### Aim of the task
Pull each line containing "Generation" out of the listing below.

### Records supplied
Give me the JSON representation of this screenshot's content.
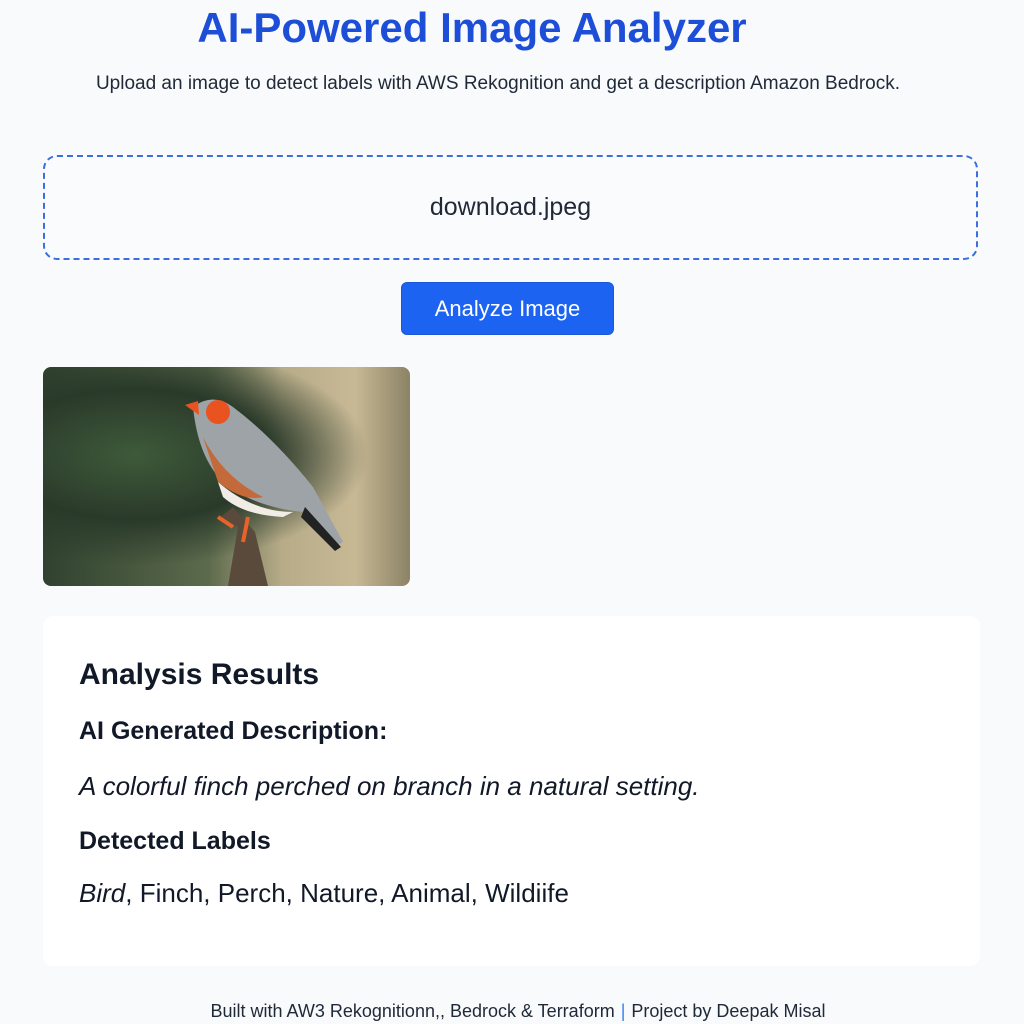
{
  "header": {
    "title": "AI-Powered Image Analyzer",
    "subtitle": "Upload an image to detect labels with AWS Rekognition and get a description Amazon Bedrock."
  },
  "upload": {
    "file_name": "download.jpeg"
  },
  "analyze_button": {
    "label": "Analyze Image",
    "color": "#1d63f2"
  },
  "preview": {
    "subject": "zebra finch perched on branch"
  },
  "results": {
    "title": "Analysis Results",
    "description_heading": "AI Generated Description:",
    "description": "A colorful finch perched on branch in a natural setting.",
    "labels_heading": "Detected Labels",
    "labels": [
      "Bird",
      "Finch",
      "Perch",
      "Nature",
      "Animal",
      "Wildiife"
    ]
  },
  "footer": {
    "left": "Built with AW3 Rekognitionn,, Bedrock & Terraform",
    "separator": "|",
    "right": "Project by Deepak Misal"
  },
  "colors": {
    "accent": "#1d4ed8"
  }
}
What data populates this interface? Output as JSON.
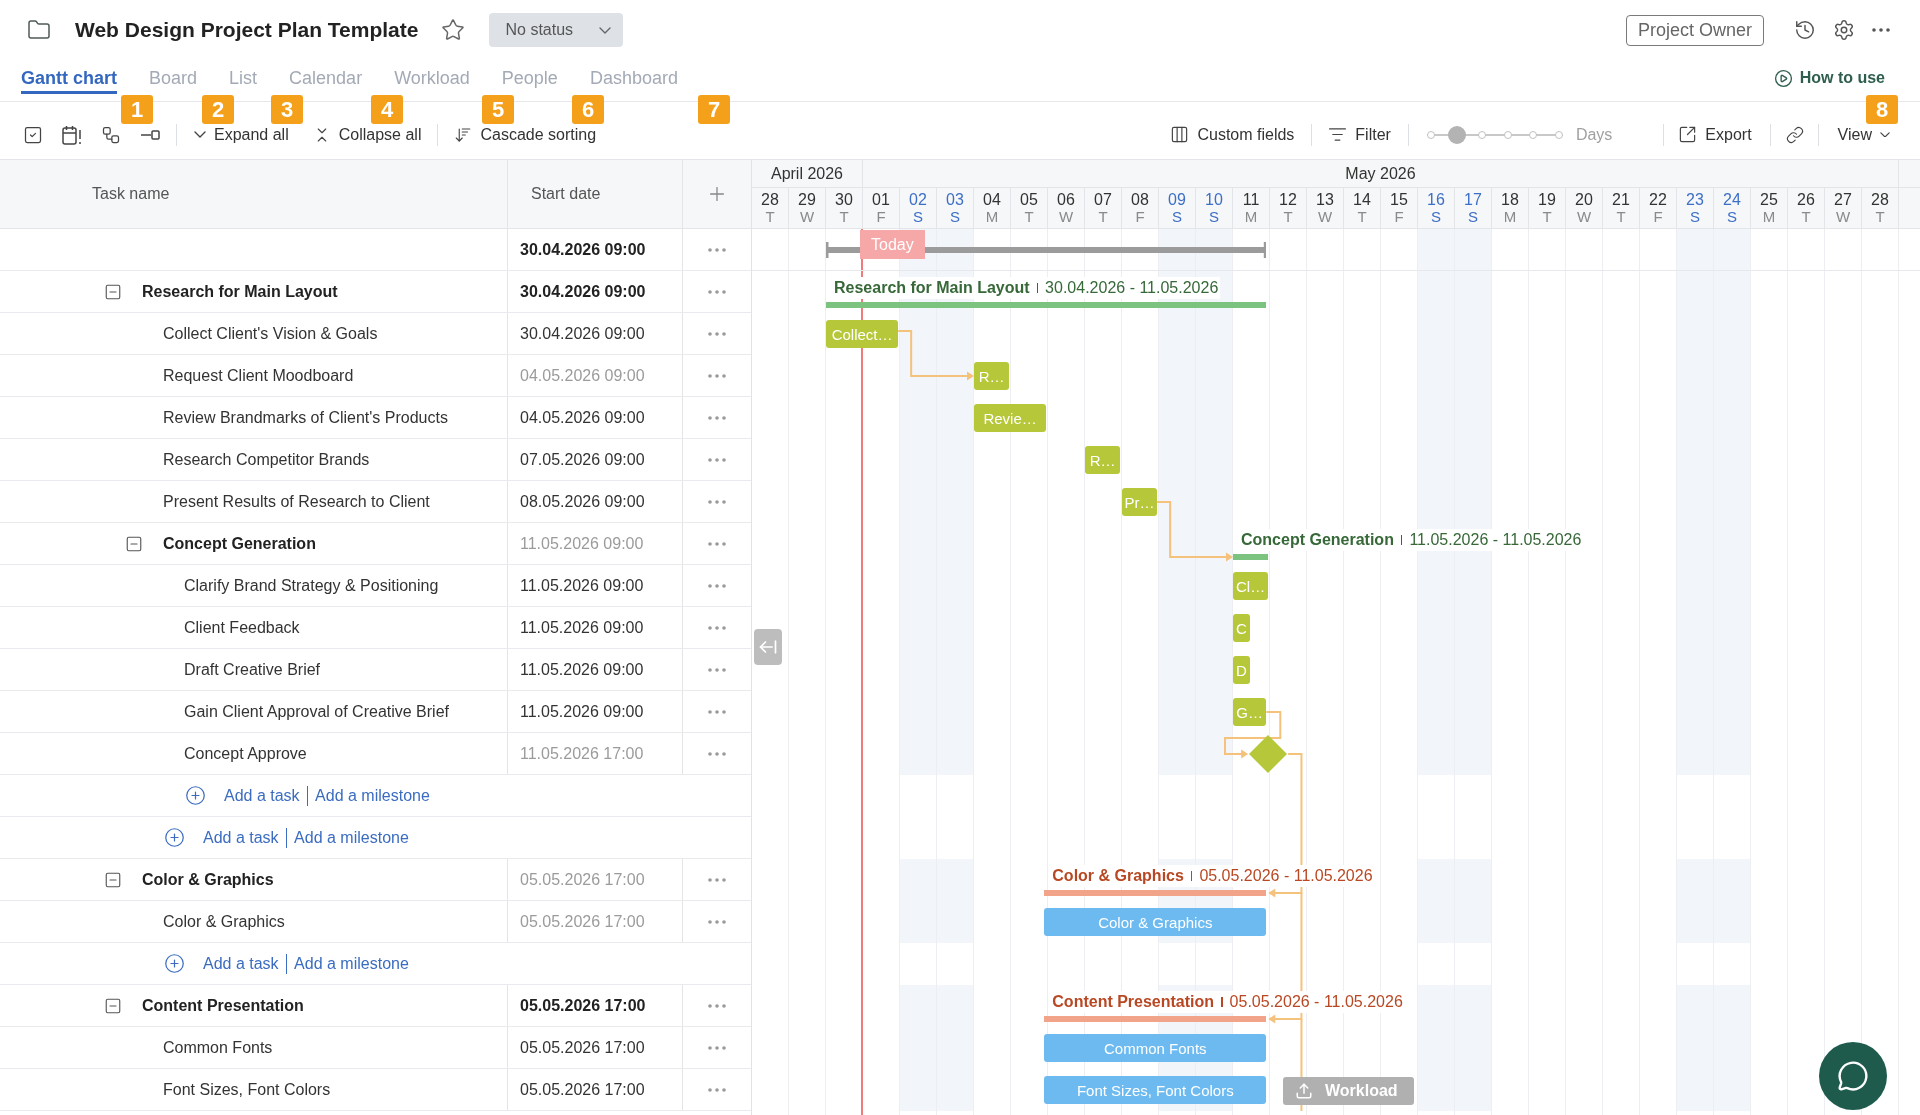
{
  "header": {
    "title": "Web Design Project Plan Template",
    "status": "No status",
    "owner": "Project Owner"
  },
  "tabs": [
    {
      "label": "Gantt chart",
      "selected": true
    },
    {
      "label": "Board",
      "selected": false
    },
    {
      "label": "List",
      "selected": false
    },
    {
      "label": "Calendar",
      "selected": false
    },
    {
      "label": "Workload",
      "selected": false
    },
    {
      "label": "People",
      "selected": false
    },
    {
      "label": "Dashboard",
      "selected": false
    }
  ],
  "help_link": "How to use",
  "toolbar": {
    "actions": [
      "Expand all",
      "Collapse all",
      "Cascade sorting"
    ],
    "custom_fields": "Custom fields",
    "filter": "Filter",
    "zoom": {
      "level": 0.2,
      "label": "Days"
    },
    "export": "Export",
    "view": "View"
  },
  "table": {
    "columns": [
      "Task name",
      "Start date"
    ],
    "rows": [
      {
        "kind": "project",
        "start": "30.04.2026 09:00",
        "date_bold": true,
        "date_muted": false,
        "bar": {
          "kind": "project"
        },
        "children": [
          {
            "kind": "group",
            "name": "Research for Main Layout",
            "expanded": true,
            "start": "30.04.2026 09:00",
            "date_bold": true,
            "date_muted": false,
            "bar": {
              "kind": "summary",
              "label": "Research for Main Layout",
              "dates": "30.04.2026 - 11.05.2026",
              "color": "#7cc380"
            },
            "children": [
              {
                "kind": "task",
                "name": "Collect Client's Vision & Goals",
                "start": "30.04.2026 09:00",
                "date_bold": false,
                "date_muted": false,
                "bar": {
                  "kind": "task",
                  "label": "Collect…",
                  "color": "#b6c83a"
                }
              },
              {
                "kind": "task",
                "name": "Request Client Moodboard",
                "start": "04.05.2026 09:00",
                "date_bold": false,
                "date_muted": true,
                "bar": {
                  "kind": "task",
                  "label": "R…",
                  "color": "#b6c83a"
                }
              },
              {
                "kind": "task",
                "name": "Review Brandmarks of Client's Products",
                "start": "04.05.2026 09:00",
                "date_bold": false,
                "date_muted": false,
                "bar": {
                  "kind": "task",
                  "label": "Revie…",
                  "color": "#b6c83a"
                }
              },
              {
                "kind": "task",
                "name": "Research Competitor Brands",
                "start": "07.05.2026 09:00",
                "date_bold": false,
                "date_muted": false,
                "bar": {
                  "kind": "task",
                  "label": "R…",
                  "color": "#b6c83a"
                }
              },
              {
                "kind": "task",
                "name": "Present Results of Research to Client",
                "start": "08.05.2026 09:00",
                "date_bold": false,
                "date_muted": false,
                "bar": {
                  "kind": "task",
                  "label": "Pr…",
                  "color": "#b6c83a"
                }
              },
              {
                "kind": "group",
                "name": "Concept Generation",
                "expanded": true,
                "start": "11.05.2026 09:00",
                "date_bold": false,
                "date_muted": true,
                "bar": {
                  "kind": "summary",
                  "label": "Concept Generation",
                  "dates": "11.05.2026 - 11.05.2026",
                  "color": "#7cc380"
                },
                "children": [
                  {
                    "kind": "task",
                    "name": "Clarify Brand Strategy & Positioning",
                    "start": "11.05.2026 09:00",
                    "date_bold": false,
                    "date_muted": false,
                    "bar": {
                      "kind": "task",
                      "label": "Cl…",
                      "color": "#b6c83a"
                    }
                  },
                  {
                    "kind": "task",
                    "name": "Client Feedback",
                    "start": "11.05.2026 09:00",
                    "date_bold": false,
                    "date_muted": false,
                    "bar": {
                      "kind": "task",
                      "label": "C",
                      "color": "#b6c83a"
                    }
                  },
                  {
                    "kind": "task",
                    "name": "Draft Creative Brief",
                    "start": "11.05.2026 09:00",
                    "date_bold": false,
                    "date_muted": false,
                    "bar": {
                      "kind": "task",
                      "label": "D",
                      "color": "#b6c83a"
                    }
                  },
                  {
                    "kind": "task",
                    "name": "Gain Client Approval of Creative Brief",
                    "start": "11.05.2026 09:00",
                    "date_bold": false,
                    "date_muted": false,
                    "bar": {
                      "kind": "task",
                      "label": "G…",
                      "color": "#b6c83a"
                    }
                  },
                  {
                    "kind": "task",
                    "name": "Concept Approve",
                    "start": "11.05.2026 17:00",
                    "date_bold": false,
                    "date_muted": true,
                    "bar": {
                      "kind": "milestone",
                      "color": "#b6c83a"
                    }
                  },
                  {
                    "kind": "add",
                    "task_link": "Add a task",
                    "milestone_link": "Add a milestone"
                  }
                ]
              },
              {
                "kind": "add",
                "task_link": "Add a task",
                "milestone_link": "Add a milestone"
              }
            ]
          },
          {
            "kind": "group",
            "name": "Color & Graphics",
            "expanded": true,
            "start": "05.05.2026 17:00",
            "date_bold": false,
            "date_muted": true,
            "bar": {
              "kind": "summary",
              "label": "Color & Graphics",
              "dates": "05.05.2026 - 11.05.2026",
              "color": "#f2a48b"
            },
            "children": [
              {
                "kind": "task",
                "name": "Color & Graphics",
                "start": "05.05.2026 17:00",
                "date_bold": false,
                "date_muted": true,
                "bar": {
                  "kind": "task",
                  "label": "Color & Graphics",
                  "color": "#6cbaf0"
                }
              },
              {
                "kind": "add",
                "task_link": "Add a task",
                "milestone_link": "Add a milestone"
              }
            ]
          },
          {
            "kind": "group",
            "name": "Content Presentation",
            "expanded": true,
            "start": "05.05.2026 17:00",
            "date_bold": true,
            "date_muted": false,
            "bar": {
              "kind": "summary",
              "label": "Content Presentation",
              "dates": "05.05.2026 - 11.05.2026",
              "color": "#f2a48b"
            },
            "children": [
              {
                "kind": "task",
                "name": "Common Fonts",
                "start": "05.05.2026 17:00",
                "date_bold": false,
                "date_muted": false,
                "bar": {
                  "kind": "task",
                  "label": "Common Fonts",
                  "color": "#6cbaf0"
                }
              },
              {
                "kind": "task",
                "name": "Font Sizes, Font Colors",
                "start": "05.05.2026 17:00",
                "date_bold": false,
                "date_muted": false,
                "bar": {
                  "kind": "task",
                  "label": "Font Sizes, Font Colors",
                  "color": "#6cbaf0"
                }
              }
            ]
          }
        ]
      }
    ]
  },
  "gantt": {
    "months": [
      {
        "label": "April 2026",
        "days": [
          {
            "day": "28",
            "weekday": "T",
            "weekend": false
          },
          {
            "day": "29",
            "weekday": "W",
            "weekend": false
          },
          {
            "day": "30",
            "weekday": "T",
            "weekend": false
          }
        ]
      },
      {
        "label": "May 2026",
        "days": [
          {
            "day": "01",
            "weekday": "F",
            "weekend": false
          },
          {
            "day": "02",
            "weekday": "S",
            "weekend": true
          },
          {
            "day": "03",
            "weekday": "S",
            "weekend": true
          },
          {
            "day": "04",
            "weekday": "M",
            "weekend": false
          },
          {
            "day": "05",
            "weekday": "T",
            "weekend": false
          },
          {
            "day": "06",
            "weekday": "W",
            "weekend": false
          },
          {
            "day": "07",
            "weekday": "T",
            "weekend": false
          },
          {
            "day": "08",
            "weekday": "F",
            "weekend": false
          },
          {
            "day": "09",
            "weekday": "S",
            "weekend": true
          },
          {
            "day": "10",
            "weekday": "S",
            "weekend": true
          },
          {
            "day": "11",
            "weekday": "M",
            "weekend": false
          },
          {
            "day": "12",
            "weekday": "T",
            "weekend": false
          },
          {
            "day": "13",
            "weekday": "W",
            "weekend": false
          },
          {
            "day": "14",
            "weekday": "T",
            "weekend": false
          },
          {
            "day": "15",
            "weekday": "F",
            "weekend": false
          },
          {
            "day": "16",
            "weekday": "S",
            "weekend": true
          },
          {
            "day": "17",
            "weekday": "S",
            "weekend": true
          },
          {
            "day": "18",
            "weekday": "M",
            "weekend": false
          },
          {
            "day": "19",
            "weekday": "T",
            "weekend": false
          },
          {
            "day": "20",
            "weekday": "W",
            "weekend": false
          },
          {
            "day": "21",
            "weekday": "T",
            "weekend": false
          },
          {
            "day": "22",
            "weekday": "F",
            "weekend": false
          },
          {
            "day": "23",
            "weekday": "S",
            "weekend": true
          },
          {
            "day": "24",
            "weekday": "S",
            "weekend": true
          },
          {
            "day": "25",
            "weekday": "M",
            "weekend": false
          },
          {
            "day": "26",
            "weekday": "T",
            "weekend": false
          },
          {
            "day": "27",
            "weekday": "W",
            "weekend": false
          },
          {
            "day": "28",
            "weekday": "T",
            "weekend": false
          }
        ]
      }
    ],
    "today": "Today",
    "workload": "Workload"
  },
  "annotations": [
    "1",
    "2",
    "3",
    "4",
    "5",
    "6",
    "7",
    "8"
  ]
}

### Answer space
                "name": "Concept Generation",
                  "label": "Concept Generation",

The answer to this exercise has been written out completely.